This is an archived article that was published on sltrib.com in 2012, and information in the article may be outdated. It is provided only for personal research purposes and may not be reprinted.
For many of us, the memory of a bad report card is something that is best left in the past. But that is neither possible nor advisable with our statewide report card, where the record of poor student achievement reflects badly on all of us.
When compared to states that share similar demographics, parental education levels and poverty rates, Utah consistently ranks near the bottom for education performance and policy. A recent report from the Utah Foundation found that our students often rank last on the National Assessment of Educational Progress in math, reading and science tests.
While we have much to be proud of within our education system, we must work to improve the academic achievement of all Utah students. Supporting the Utah Core Standards is critical if we hope to have the kind of graduates who will attract companies and job creators to invest in Utah's future.
The Utah Core Standards are based on the Common Core State Standards, which are a set of K-12 math and language arts standards, developed by states, the National Governors Association, and the Council of Chief State School Officers. Utah was involved in the development of the standards and conducted focus groups throughout the state that included parent groups, teachers, administrators, higher education and business leaders to provide input and feedback. The standards were also studied and reviewed by a host of experts from a variety of sectors and an independent validation committee. The standards are essential knowledge, concepts and skills to be mastered at each grade level. The curriculum used to attain set standards is left up to local school districts, principals and teachers.
United Way of Salt Lake and its board of directors support the 2010 decision by the State Board of Education to adopt the Common Core. UWSL's goal is to ensure that every child succeeds, every step of the way, from cradle to career. An essential component of meeting that goal is ensuring that kids stay on track in school and are able to be competitive when they enter the workforce. The standards ensure that Utah students are meeting necessary educational achievement levels so that they can perform as well or better than students from other states and around the world. Supporting the standards will help ensure that Utah's youth are well positioned to take on the challenges of a competitive global marketplace.
As local business leaders, we are sensitive to the rise and fall of our local economy. Utah needs a good foundation of education in order to have a competitive, homegrown workforce that is innovative and prepared. Other states are developing rigorous curriculum to prepare their children for the future, and we can't let Utah continue to fall behind. The Common Core will allow us to keep up with a competitive economy and help foster Utah's new wave of entrepreneurs and leaders.
Forbes recently rated Utah as "The Best State for Business and Careers." We have one of the most business-friendly climates in the country due to relatively low operating costs, a low corporate tax rate, a growing population and a burgeoning tech sector.
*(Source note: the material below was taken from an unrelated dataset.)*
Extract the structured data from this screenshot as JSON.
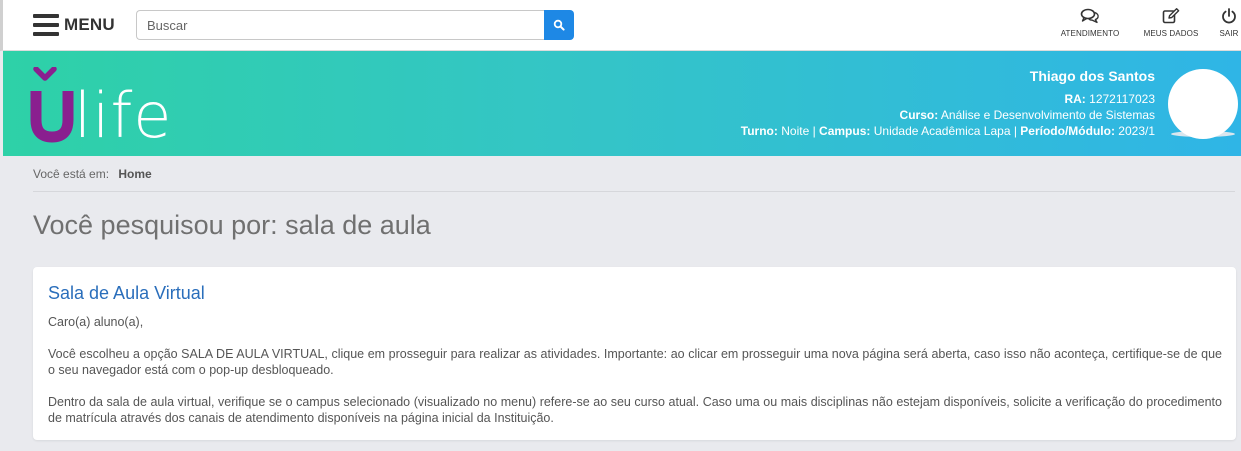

We now need to ensure that we have the innovators and employees capable of taking our state's economy to the next level.
Support the Utah Core Standards and put our children on the right path for success.
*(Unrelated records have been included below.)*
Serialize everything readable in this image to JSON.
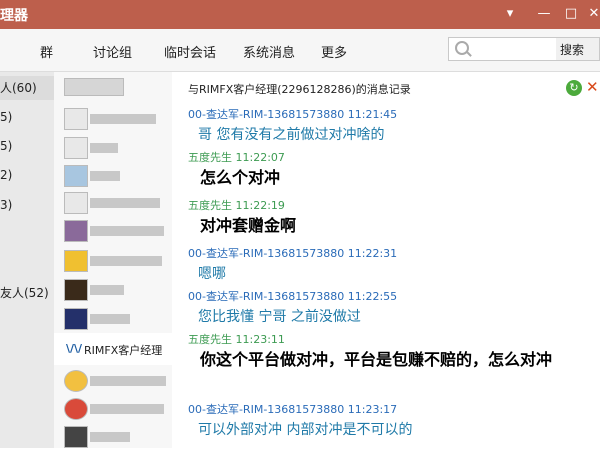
{
  "window": {
    "title": "理器",
    "min": "▾",
    "restore": "—",
    "max": "□",
    "close": "✕"
  },
  "toolbar": {
    "tabs": [
      "群",
      "讨论组",
      "临时会话",
      "系统消息",
      "更多"
    ],
    "search_placeholder": "",
    "search_button": "搜索"
  },
  "groups": [
    {
      "label": "人(60)"
    },
    {
      "label": "5)"
    },
    {
      "label": "5)"
    },
    {
      "label": "2)"
    },
    {
      "label": "3)"
    },
    {
      "label": "友人(52)"
    }
  ],
  "contacts": {
    "selected": {
      "avatar_text": "\\/\\/",
      "name": "RIMFX客户经理"
    }
  },
  "chat": {
    "title": "与RIMFX客户经理(2296128286)的消息记录",
    "messages": [
      {
        "sender": "00-查达军-RIM-13681573880 11:21:45",
        "color": "blue",
        "text": "哥 您有没有之前做过对冲啥的",
        "bold": false
      },
      {
        "sender": "五度先生 11:22:07",
        "color": "green",
        "text": "怎么个对冲",
        "bold": true
      },
      {
        "sender": "五度先生 11:22:19",
        "color": "green",
        "text": "对冲套赠金啊",
        "bold": true
      },
      {
        "sender": "00-查达军-RIM-13681573880 11:22:31",
        "color": "blue",
        "text": "嗯哪",
        "bold": false
      },
      {
        "sender": "00-查达军-RIM-13681573880 11:22:55",
        "color": "blue",
        "text": "您比我懂 宁哥 之前没做过",
        "bold": false
      },
      {
        "sender": "五度先生 11:23:11",
        "color": "green",
        "text": "你这个平台做对冲，平台是包赚不赔的，怎么对冲",
        "bold": true
      },
      {
        "sender": "00-查达军-RIM-13681573880 11:23:17",
        "color": "blue",
        "text": "可以外部对冲  内部对冲是不可以的",
        "bold": false
      }
    ]
  },
  "icons": {
    "refresh": "refresh-icon",
    "close": "close-icon",
    "search": "search-icon"
  }
}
Mona Burton is the chair of United Way of Salt Lake and a partner in the law firm of Holland & Hart. She is writing on behalf of the 49 members of United Way of Salt Lake's board of directors.